Cookies Policy

This site uses cookies. By continuing to browse the site you are agreeing to our use of cookies.

I accept this policy

Find out more here

Early Monenergisms

Brill’s MyBook program is exclusively available on BrillOnline Books and Journals. Students and scholars affiliated with an institution that has purchased a Brill E-Book on the BrillOnline platform automatically have access to the MyBook option for the title(s) acquired by the Library. Brill MyBook is a print-on-demand paperback copy which is sold at a favorably uniform low price.

Access this chapter

+ Tax (if applicable)

Chapter Summary
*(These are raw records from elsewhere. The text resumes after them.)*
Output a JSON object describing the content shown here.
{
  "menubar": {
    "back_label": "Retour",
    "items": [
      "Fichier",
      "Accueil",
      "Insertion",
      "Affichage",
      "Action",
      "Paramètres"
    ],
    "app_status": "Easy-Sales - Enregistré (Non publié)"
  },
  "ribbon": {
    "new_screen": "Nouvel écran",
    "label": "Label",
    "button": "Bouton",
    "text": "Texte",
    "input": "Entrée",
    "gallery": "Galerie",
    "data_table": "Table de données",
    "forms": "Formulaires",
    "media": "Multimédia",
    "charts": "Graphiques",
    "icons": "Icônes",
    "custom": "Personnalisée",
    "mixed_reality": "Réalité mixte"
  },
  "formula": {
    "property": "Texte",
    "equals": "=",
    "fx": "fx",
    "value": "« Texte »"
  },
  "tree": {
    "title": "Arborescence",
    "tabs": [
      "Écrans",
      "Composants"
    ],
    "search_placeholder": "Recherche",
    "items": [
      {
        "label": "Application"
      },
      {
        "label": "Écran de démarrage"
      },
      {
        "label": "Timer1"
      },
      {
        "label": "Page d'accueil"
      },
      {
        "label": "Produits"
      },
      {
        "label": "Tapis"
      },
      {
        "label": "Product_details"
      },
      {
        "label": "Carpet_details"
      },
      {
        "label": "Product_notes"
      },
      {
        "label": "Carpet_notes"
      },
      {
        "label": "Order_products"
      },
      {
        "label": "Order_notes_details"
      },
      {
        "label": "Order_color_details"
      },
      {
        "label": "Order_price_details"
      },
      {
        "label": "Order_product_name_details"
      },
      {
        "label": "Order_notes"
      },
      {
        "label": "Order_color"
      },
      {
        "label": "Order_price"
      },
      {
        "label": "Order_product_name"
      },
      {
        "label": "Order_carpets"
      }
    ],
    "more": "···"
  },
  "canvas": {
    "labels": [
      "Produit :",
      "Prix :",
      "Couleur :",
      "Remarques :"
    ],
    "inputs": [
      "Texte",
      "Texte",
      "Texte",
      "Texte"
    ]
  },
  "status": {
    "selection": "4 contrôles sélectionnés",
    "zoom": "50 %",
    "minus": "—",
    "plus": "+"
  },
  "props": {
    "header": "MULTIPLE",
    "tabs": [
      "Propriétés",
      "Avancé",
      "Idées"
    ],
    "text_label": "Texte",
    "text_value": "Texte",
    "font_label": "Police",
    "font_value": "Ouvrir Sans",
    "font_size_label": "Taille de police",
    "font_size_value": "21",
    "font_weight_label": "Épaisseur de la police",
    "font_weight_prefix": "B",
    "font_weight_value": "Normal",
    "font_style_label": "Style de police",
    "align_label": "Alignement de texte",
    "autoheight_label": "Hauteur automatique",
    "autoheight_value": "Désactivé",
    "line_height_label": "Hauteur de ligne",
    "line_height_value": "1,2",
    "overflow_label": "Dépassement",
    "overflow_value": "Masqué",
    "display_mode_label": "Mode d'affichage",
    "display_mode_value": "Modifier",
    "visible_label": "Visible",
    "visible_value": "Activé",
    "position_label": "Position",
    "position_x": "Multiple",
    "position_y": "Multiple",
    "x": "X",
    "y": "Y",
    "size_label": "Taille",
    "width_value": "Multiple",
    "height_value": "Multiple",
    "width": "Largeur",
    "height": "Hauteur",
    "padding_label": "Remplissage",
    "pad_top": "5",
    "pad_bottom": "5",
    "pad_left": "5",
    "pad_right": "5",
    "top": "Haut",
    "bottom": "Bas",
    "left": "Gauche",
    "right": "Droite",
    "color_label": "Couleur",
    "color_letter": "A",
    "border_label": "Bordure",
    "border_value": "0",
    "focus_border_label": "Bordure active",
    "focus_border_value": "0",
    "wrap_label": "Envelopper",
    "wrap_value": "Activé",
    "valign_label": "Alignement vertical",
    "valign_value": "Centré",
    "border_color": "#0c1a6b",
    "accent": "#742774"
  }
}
There had been at least four forms of Christological doctrine that promoted emphatically a single energeia and will. The first, established at the dawn of the Christological controversies by Apollinarius, firmly placed Christological problems on the agenda of Christian theology. The Antiochian Theodore of Mopsuestia produced his own Christology which opposed that of Apollinarius. The Alexandrian tradition, personified by Severus of Antioch, presented a new version of a single energeia and will; it contrasted with the Antiochian understanding. In the seventh century, a new type of Monenergism-Monothelitism was articulated in the framework of the neo-Chalcedonian or Cyrillic Chalcedonian interpretation of Christological doctrine. Paradoxically, the doctrine on the two wills and the two activities in Christ (Dyenergism- Dyothelitism), which opposed Monenergism-Monothelitism, also arose from neo-Chalcedonianism. Anti-Chalcedonians also regarded the theopaschite formula as an expression of their faith.

Keywords:anti-Chalcedonians; Antiochian tradition; Apollinarius of Laodicea; Monenergism-Monothelitism; theopaschite formula



Can't access your account?
  • Tools

  • Add to Favorites
  • Printable version
  • Email this page
  • Recommend to your library

    You must fill out fields marked with: *

    Librarian details
    Your details
    Why are you recommending this title?
    Select reason:
    Will, Action and Freedom — Recommend this title to your library
  • Export citations
  • Key

  • Full access
  • Open Access
  • Partial/No accessInformation